* **WORK REQUEST**
Give every line of the listing back, exactly as written.

******************************

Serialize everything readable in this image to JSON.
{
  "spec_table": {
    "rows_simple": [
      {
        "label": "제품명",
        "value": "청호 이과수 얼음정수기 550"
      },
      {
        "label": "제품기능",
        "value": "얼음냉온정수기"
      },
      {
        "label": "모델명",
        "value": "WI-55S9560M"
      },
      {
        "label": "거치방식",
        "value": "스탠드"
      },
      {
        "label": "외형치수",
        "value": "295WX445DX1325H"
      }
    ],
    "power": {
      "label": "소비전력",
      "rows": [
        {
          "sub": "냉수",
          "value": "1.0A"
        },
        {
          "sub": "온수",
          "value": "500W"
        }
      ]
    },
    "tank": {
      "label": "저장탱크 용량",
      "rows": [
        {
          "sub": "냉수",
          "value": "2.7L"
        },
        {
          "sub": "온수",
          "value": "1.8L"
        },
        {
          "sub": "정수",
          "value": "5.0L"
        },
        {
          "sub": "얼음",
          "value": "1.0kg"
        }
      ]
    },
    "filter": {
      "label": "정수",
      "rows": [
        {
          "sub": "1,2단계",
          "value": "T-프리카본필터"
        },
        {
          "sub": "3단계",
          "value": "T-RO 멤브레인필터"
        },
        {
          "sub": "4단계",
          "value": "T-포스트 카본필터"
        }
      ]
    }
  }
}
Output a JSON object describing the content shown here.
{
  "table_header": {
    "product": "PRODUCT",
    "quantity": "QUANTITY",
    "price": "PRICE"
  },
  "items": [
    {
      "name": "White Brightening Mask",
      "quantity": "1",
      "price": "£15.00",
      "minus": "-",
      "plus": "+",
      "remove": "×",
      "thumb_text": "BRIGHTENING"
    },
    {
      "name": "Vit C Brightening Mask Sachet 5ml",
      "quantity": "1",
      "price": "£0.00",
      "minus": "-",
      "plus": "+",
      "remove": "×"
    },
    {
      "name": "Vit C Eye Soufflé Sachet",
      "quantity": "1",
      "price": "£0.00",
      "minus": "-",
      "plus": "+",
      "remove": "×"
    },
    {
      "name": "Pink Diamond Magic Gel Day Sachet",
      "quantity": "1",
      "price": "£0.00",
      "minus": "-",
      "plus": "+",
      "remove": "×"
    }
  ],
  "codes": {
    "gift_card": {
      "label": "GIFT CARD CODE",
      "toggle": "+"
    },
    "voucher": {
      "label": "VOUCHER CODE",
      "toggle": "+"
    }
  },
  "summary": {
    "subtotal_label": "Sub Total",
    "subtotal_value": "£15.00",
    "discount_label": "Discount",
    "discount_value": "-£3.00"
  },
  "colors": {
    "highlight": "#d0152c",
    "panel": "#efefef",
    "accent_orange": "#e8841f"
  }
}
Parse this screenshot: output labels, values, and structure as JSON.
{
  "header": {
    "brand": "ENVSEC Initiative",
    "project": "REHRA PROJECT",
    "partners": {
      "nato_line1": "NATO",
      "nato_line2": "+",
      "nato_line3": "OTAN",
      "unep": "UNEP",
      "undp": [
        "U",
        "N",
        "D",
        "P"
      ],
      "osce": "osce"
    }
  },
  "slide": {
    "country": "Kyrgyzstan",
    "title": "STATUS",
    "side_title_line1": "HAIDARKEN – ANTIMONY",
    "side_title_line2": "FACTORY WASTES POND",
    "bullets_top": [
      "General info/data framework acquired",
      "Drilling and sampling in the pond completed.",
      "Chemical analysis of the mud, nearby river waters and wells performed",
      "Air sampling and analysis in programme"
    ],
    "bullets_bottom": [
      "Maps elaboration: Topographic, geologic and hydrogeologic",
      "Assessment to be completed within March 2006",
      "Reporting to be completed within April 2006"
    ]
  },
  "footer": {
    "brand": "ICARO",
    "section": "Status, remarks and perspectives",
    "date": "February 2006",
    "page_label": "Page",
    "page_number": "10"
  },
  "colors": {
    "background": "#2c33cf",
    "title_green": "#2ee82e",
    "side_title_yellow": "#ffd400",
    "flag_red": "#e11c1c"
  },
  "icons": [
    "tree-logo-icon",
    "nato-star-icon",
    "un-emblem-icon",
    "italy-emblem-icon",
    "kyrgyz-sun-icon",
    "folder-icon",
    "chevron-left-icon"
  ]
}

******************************

* **EXERCISE OUTPUT**
Serialize everything readable in this image to JSON.
{
  "spec_table": {
    "rows_simple": [
      {
        "label": "제품명",
        "value": "청호 이과수 얼음정수기 550"
      },
      {
        "label": "제품기능",
        "value": "얼음냉온정수기"
      },
      {
        "label": "모델명",
        "value": "WI-55S9560M"
      },
      {
        "label": "거치방식",
        "value": "스탠드"
      },
      {
        "label": "외형치수",
        "value": "295WX445DX1325H"
      }
    ],
    "power": {
      "label": "소비전력",
      "rows": [
        {
          "sub": "냉수",
          "value": "1.0A"
        },
        {
          "sub": "온수",
          "value": "500W"
        }
      ]
    },
    "tank": {
      "label": "저장탱크 용량",
      "rows": [
        {
          "sub": "냉수",
          "value": "2.7L"
        },
        {
          "sub": "온수",
          "value": "1.8L"
        },
        {
          "sub": "정수",
          "value": "5.0L"
        },
        {
          "sub": "얼음",
          "value": "1.0kg"
        }
      ]
    },
    "filter": {
      "label": "정수",
      "rows": [
        {
          "sub": "1,2단계",
          "value": "T-프리카본필터"
        },
        {
          "sub": "3단계",
          "value": "T-RO 멤브레인필터"
        },
        {
          "sub": "4단계",
          "value": "T-포스트 카본필터"
        }
      ]
    }
  }
}
Output a JSON object describing the content shown here.
{
  "table_header": {
    "product": "PRODUCT",
    "quantity": "QUANTITY",
    "price": "PRICE"
  },
  "items": [
    {
      "name": "White Brightening Mask",
      "quantity": "1",
      "price": "£15.00",
      "minus": "-",
      "plus": "+",
      "remove": "×",
      "thumb_text": "BRIGHTENING"
    },
    {
      "name": "Vit C Brightening Mask Sachet 5ml",
      "quantity": "1",
      "price": "£0.00",
      "minus": "-",
      "plus": "+",
      "remove": "×"
    },
    {
      "name": "Vit C Eye Soufflé Sachet",
      "quantity": "1",
      "price": "£0.00",
      "minus": "-",
      "plus": "+",
      "remove": "×"
    },
    {
      "name": "Pink Diamond Magic Gel Day Sachet",
      "quantity": "1",
      "price": "£0.00",
      "minus": "-",
      "plus": "+",
      "remove": "×"
    }
  ],
  "codes": {
    "gift_card": {
      "label": "GIFT CARD CODE",
      "toggle": "+"
    },
    "voucher": {
      "label": "VOUCHER CODE",
      "toggle": "+"
    }
  },
  "summary": {
    "subtotal_label": "Sub Total",
    "subtotal_value": "£15.00",
    "discount_label": "Discount",
    "discount_value": "-£3.00"
  },
  "colors": {
    "highlight": "#d0152c",
    "panel": "#efefef",
    "accent_orange": "#e8841f"
  }
}
Parse this screenshot: output labels, values, and structure as JSON.
{
  "header": {
    "brand": "ENVSEC Initiative",
    "project": "REHRA PROJECT",
    "partners": {
      "nato_line1": "NATO",
      "nato_line2": "+",
      "nato_line3": "OTAN",
      "unep": "UNEP",
      "undp": [
        "U",
        "N",
        "D",
        "P"
      ],
      "osce": "osce"
    }
  },
  "slide": {
    "country": "Kyrgyzstan",
    "title": "STATUS",
    "side_title_line1": "HAIDARKEN – ANTIMONY",
    "side_title_line2": "FACTORY WASTES POND",
    "bullets_top": [
      "General info/data framework acquired",
      "Drilling and sampling in the pond completed.",
      "Chemical analysis of the mud, nearby river waters and wells performed",
      "Air sampling and analysis in programme"
    ],
    "bullets_bottom": [
      "Maps elaboration: Topographic, geologic and hydrogeologic",
      "Assessment to be completed within March 2006",
      "Reporting to be completed within April 2006"
    ]
  },
  "footer": {
    "brand": "ICARO",
    "section": "Status, remarks and perspectives",
    "date": "February 2006",
    "page_label": "Page",
    "page_number": "10"
  },
  "colors": {
    "background": "#2c33cf",
    "title_green": "#2ee82e",
    "side_title_yellow": "#ffd400",
    "flag_red": "#e11c1c"
  },
  "icons": [
    "tree-logo-icon",
    "nato-star-icon",
    "un-emblem-icon",
    "italy-emblem-icon",
    "kyrgyz-sun-icon",
    "folder-icon",
    "chevron-left-icon"
  ]
}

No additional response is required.